SciencePunk

Located in the northeast of India, the state of Uttar Pradesh is known for the Taj Mahal, the Ganges and the holy city of Varanasi.  It’s also home to the eastern ‘Badlands’, an area that boasts high levels of poverty, crime, and acute pressures on land.  (In fact, land is in such short supply that people will have living family members legally declared dead in order to speed up the inheritance process.)  Peasant farmers work small family plots, and with each successive generation, the plot is divided amongst the children, getting smaller and smaller until people are farming strips of land “no bigger than a basketball court”.

I thought it would be interesting to see this competition for land use from the air.  Each plot of land represents a smallholding of one family, so the more plots there are, the more intense demand on land must be.  For comparison, I pulled an aerial photo of Iowa, USA, where mechanised farming drives the development of huge plots, and low land pressure / successful business allows it.  Despite differences in farming, borders  nevertheless serve the same function in both cases – being a demarcation of ownership.  Sure, that’s a bit of a wide assumption, but it’s just a thought experiment, so bear with me.  Aerial photos aren’t exactly the same scale from one place to the next, so one of these has been rescaled in Paint.net.  I actually made this image a long time ago, so apologies that the locations are a bit vague.

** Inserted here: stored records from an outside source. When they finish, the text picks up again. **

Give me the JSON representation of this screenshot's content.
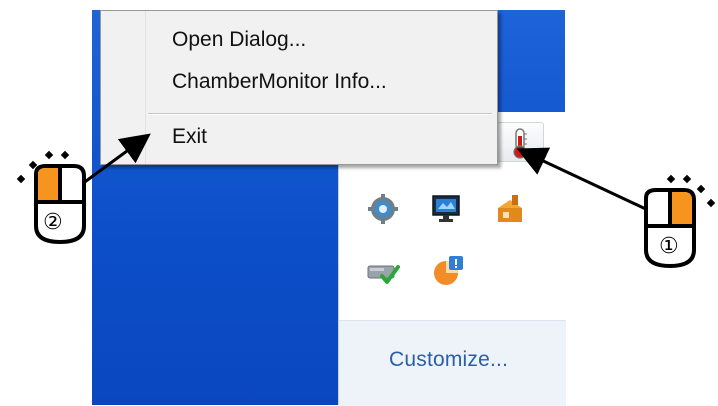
{
  "context_menu": {
    "items": [
      {
        "label": "Open Dialog..."
      },
      {
        "label": "ChamberMonitor Info..."
      },
      {
        "label": "Exit"
      }
    ]
  },
  "tray_panel": {
    "customize_label": "Customize...",
    "icons": [
      "chamber-monitor-thermometer-icon",
      "settings-gear-icon",
      "monitor-network-icon",
      "security-shield-icon",
      "drive-check-icon",
      "update-info-icon"
    ]
  },
  "callouts": {
    "step1": "①",
    "step2": "②"
  },
  "colors": {
    "desktop_blue": "#0c4fc9",
    "mouse_highlight": "#f7941d",
    "link_blue": "#2a5fa8"
  }
}
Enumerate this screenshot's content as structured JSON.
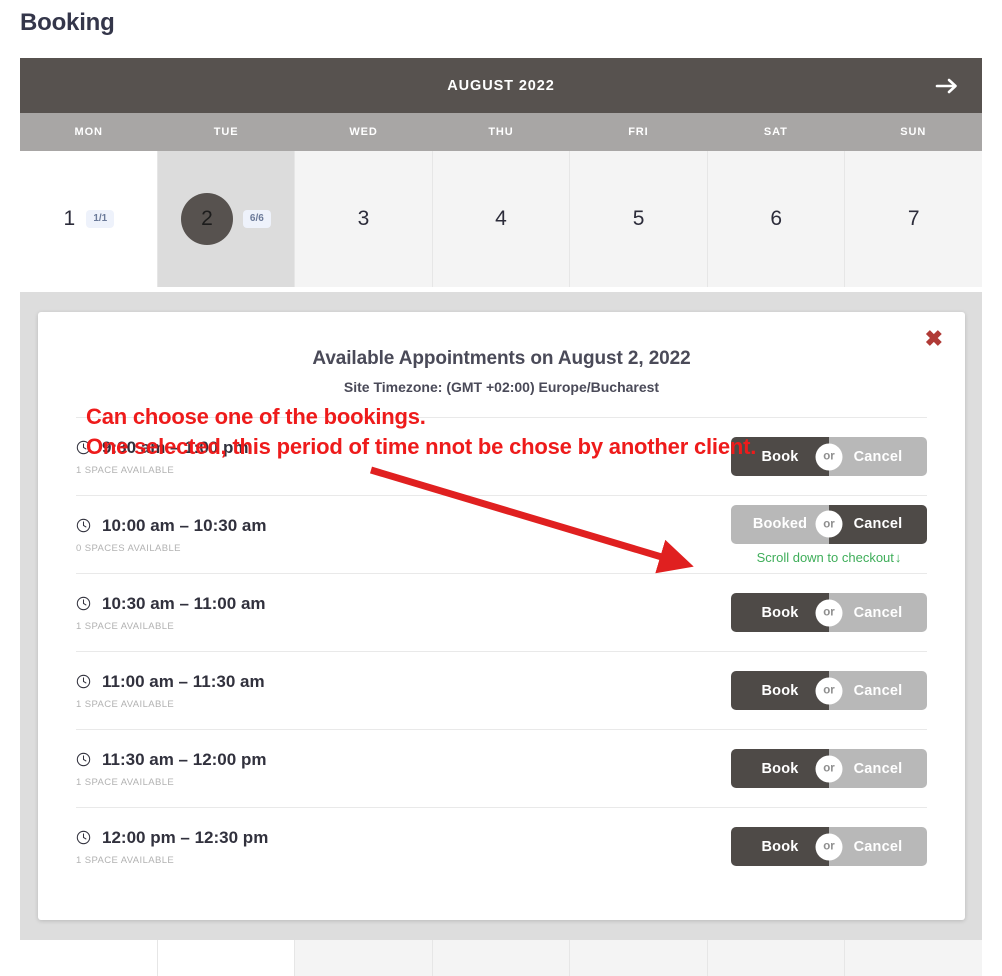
{
  "page": {
    "title": "Booking"
  },
  "calendar": {
    "month_label": "AUGUST 2022",
    "next_icon": "arrow-right-icon",
    "day_headers": [
      "MON",
      "TUE",
      "WED",
      "THU",
      "FRI",
      "SAT",
      "SUN"
    ],
    "days": [
      {
        "number": "1",
        "badge": "1/1",
        "state": "today"
      },
      {
        "number": "2",
        "badge": "6/6",
        "state": "selected"
      },
      {
        "number": "3",
        "badge": "",
        "state": "normal"
      },
      {
        "number": "4",
        "badge": "",
        "state": "normal"
      },
      {
        "number": "5",
        "badge": "",
        "state": "normal"
      },
      {
        "number": "6",
        "badge": "",
        "state": "normal"
      },
      {
        "number": "7",
        "badge": "",
        "state": "normal"
      }
    ]
  },
  "modal": {
    "close_icon": "close-icon",
    "close_label": "✖",
    "title": "Available Appointments on August 2, 2022",
    "subtitle": "Site Timezone: (GMT +02:00) Europe/Bucharest",
    "or_label": "or",
    "book_label": "Book",
    "booked_label": "Booked",
    "cancel_label": "Cancel",
    "checkout_hint": "Scroll down to checkout",
    "checkout_arrow": "↓",
    "clock_icon": "clock-icon",
    "slots": [
      {
        "time": "9:30 am – 1:00 pm",
        "spaces": "1 SPACE AVAILABLE",
        "primary_label": "Book",
        "secondary_label": "Cancel",
        "booked": false,
        "hint": ""
      },
      {
        "time": "10:00 am – 10:30 am",
        "spaces": "0 SPACES AVAILABLE",
        "primary_label": "Booked",
        "secondary_label": "Cancel",
        "booked": true,
        "hint": "Scroll down to checkout"
      },
      {
        "time": "10:30 am – 11:00 am",
        "spaces": "1 SPACE AVAILABLE",
        "primary_label": "Book",
        "secondary_label": "Cancel",
        "booked": false,
        "hint": ""
      },
      {
        "time": "11:00 am – 11:30 am",
        "spaces": "1 SPACE AVAILABLE",
        "primary_label": "Book",
        "secondary_label": "Cancel",
        "booked": false,
        "hint": ""
      },
      {
        "time": "11:30 am – 12:00 pm",
        "spaces": "1 SPACE AVAILABLE",
        "primary_label": "Book",
        "secondary_label": "Cancel",
        "booked": false,
        "hint": ""
      },
      {
        "time": "12:00 pm – 12:30 pm",
        "spaces": "1 SPACE AVAILABLE",
        "primary_label": "Book",
        "secondary_label": "Cancel",
        "booked": false,
        "hint": ""
      }
    ]
  },
  "annotations": {
    "line_1": "Can choose one of the bookings.",
    "line_2": "One selected, this period of time nnot be chose by another client.",
    "arrow_icon": "red-arrow-icon"
  },
  "colors": {
    "month_bar": "#57524f",
    "dow_bar": "#a8a6a5",
    "selected_day": "#dcdcdc",
    "badge_bg": "#eef2fb",
    "badge_text": "#6b7a99",
    "dark_button": "#4e4a47",
    "light_button": "#b8b8b8",
    "close_red": "#b03a36",
    "annotation_red": "#ee1b1b",
    "checkout_green": "#3fae5a",
    "backdrop": "#dddddd",
    "title_text": "#34364a"
  }
}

Result? Pretty stark. Shame I couldn’t get them at the same resolution, as the impression is that the Iowa scene has been zoomed, when it’s actually at the same scale.  So what’s the point? I thought that you might be able to use a pattern-matching algorithm to  automatically scan aerial photos and estimate the size and number of plots.  This might work as a remote measurement of land availability and demand, and thereafter crime, poverty, etc.